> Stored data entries
========

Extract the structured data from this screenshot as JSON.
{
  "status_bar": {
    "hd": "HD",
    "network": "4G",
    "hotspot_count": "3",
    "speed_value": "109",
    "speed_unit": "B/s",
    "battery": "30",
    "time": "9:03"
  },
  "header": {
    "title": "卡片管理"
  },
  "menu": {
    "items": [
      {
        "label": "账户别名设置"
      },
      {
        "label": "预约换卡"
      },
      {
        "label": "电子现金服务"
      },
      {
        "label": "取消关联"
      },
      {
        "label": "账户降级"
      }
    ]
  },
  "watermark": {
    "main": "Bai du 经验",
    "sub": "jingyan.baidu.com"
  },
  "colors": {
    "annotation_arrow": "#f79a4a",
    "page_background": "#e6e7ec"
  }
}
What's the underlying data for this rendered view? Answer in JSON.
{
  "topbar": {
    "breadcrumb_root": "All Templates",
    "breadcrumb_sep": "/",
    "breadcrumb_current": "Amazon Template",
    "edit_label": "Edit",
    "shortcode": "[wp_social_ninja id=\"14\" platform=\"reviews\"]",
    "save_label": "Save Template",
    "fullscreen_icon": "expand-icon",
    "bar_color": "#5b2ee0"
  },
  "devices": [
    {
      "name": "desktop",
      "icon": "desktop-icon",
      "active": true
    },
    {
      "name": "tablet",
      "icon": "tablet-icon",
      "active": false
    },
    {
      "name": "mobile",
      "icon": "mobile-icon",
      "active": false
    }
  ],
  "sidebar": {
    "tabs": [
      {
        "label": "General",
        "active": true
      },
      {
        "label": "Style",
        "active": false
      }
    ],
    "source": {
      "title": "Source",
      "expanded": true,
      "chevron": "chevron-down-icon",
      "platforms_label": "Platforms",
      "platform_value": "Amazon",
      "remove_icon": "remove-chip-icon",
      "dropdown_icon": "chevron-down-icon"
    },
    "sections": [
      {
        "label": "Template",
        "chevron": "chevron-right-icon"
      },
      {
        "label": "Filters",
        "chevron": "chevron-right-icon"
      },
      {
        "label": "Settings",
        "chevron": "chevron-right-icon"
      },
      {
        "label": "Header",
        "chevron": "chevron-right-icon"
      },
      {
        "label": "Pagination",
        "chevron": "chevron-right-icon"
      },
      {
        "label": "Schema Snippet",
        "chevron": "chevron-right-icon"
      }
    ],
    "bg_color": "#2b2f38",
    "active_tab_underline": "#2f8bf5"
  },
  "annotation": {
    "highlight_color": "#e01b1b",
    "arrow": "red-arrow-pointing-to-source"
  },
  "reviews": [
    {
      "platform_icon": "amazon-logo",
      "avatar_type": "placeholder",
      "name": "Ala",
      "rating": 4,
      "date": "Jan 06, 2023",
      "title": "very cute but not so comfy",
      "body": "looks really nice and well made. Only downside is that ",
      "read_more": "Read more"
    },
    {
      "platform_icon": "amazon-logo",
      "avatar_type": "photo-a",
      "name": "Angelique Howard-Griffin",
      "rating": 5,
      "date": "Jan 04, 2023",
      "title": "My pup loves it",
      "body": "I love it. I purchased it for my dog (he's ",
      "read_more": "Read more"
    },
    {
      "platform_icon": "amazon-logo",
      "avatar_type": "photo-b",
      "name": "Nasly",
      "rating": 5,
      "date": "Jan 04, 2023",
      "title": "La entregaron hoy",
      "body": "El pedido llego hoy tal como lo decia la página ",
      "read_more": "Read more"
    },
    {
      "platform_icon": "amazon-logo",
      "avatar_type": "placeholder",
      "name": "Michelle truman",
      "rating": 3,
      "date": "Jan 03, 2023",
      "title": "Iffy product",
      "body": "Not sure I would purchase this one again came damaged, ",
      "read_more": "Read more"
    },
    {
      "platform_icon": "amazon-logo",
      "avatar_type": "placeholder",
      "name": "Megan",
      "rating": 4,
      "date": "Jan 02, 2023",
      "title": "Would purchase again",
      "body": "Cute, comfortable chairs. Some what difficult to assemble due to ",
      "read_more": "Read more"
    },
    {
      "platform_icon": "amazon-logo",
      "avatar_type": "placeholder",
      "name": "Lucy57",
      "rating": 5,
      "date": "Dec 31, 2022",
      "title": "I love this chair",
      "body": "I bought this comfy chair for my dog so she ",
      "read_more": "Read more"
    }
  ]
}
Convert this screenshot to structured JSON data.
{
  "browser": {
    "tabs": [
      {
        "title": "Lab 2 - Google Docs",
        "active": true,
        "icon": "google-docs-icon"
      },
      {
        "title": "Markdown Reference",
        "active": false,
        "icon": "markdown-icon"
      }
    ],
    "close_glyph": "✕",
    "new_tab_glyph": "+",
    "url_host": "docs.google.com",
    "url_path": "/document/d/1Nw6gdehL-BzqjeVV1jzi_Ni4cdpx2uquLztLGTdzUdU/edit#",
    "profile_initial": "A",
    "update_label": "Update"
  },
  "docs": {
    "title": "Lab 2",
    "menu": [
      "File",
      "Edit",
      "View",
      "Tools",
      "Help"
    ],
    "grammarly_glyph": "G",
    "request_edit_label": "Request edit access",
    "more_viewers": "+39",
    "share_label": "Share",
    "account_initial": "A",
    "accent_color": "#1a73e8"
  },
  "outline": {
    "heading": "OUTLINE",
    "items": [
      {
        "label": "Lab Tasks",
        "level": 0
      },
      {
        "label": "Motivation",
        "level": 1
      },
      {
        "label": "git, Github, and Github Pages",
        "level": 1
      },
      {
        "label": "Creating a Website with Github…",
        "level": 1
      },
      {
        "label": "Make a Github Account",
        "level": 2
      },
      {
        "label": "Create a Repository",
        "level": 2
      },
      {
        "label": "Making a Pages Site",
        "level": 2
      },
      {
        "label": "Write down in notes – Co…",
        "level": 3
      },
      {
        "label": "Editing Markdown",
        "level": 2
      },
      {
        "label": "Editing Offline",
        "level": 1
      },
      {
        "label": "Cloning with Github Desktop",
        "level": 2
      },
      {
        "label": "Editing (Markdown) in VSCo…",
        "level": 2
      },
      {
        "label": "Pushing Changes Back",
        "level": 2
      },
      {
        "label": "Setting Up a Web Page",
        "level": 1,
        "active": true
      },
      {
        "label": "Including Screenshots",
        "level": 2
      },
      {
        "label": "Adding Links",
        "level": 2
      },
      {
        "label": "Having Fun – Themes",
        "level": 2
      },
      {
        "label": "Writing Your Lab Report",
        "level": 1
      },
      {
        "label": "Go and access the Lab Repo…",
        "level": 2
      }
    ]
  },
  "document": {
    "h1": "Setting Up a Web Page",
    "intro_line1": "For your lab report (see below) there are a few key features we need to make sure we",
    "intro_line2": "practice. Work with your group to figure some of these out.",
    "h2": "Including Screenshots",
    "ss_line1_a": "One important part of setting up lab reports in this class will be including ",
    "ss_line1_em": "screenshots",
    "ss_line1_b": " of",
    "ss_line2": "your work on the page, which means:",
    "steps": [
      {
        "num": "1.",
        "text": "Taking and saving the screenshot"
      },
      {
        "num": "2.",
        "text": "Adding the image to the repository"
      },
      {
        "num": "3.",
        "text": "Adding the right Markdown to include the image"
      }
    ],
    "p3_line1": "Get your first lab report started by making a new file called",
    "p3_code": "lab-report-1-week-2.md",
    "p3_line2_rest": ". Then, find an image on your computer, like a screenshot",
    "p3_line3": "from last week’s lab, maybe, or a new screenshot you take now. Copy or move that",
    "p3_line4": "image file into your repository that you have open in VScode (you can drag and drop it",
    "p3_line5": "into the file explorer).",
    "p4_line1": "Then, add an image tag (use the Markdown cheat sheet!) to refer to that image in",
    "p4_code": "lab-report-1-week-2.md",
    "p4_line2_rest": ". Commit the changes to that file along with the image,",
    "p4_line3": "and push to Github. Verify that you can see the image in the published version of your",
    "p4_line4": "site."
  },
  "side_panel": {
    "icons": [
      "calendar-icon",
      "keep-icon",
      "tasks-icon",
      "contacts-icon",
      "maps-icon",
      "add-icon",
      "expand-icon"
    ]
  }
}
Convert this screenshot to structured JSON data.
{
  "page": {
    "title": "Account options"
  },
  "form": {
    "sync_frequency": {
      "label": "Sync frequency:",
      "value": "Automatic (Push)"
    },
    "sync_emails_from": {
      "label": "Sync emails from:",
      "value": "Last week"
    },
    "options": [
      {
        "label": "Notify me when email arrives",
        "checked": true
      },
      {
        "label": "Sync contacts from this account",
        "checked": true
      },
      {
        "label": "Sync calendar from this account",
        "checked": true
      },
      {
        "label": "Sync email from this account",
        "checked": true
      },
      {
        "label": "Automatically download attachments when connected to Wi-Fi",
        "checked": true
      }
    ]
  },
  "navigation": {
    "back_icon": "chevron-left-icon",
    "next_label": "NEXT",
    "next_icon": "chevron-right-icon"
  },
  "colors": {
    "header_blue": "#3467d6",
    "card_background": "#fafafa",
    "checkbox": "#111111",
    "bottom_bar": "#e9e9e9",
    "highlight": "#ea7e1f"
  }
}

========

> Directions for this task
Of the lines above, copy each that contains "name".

> Result of the task
      "name": "desktop",
      "name": "tablet",
      "name": "mobile",
      "name": "Ala",
      "name": "Angelique Howard-Griffin",
      "name": "Nasly",
      "name": "Michelle truman",
      "name": "Megan",
      "name": "Lucy57",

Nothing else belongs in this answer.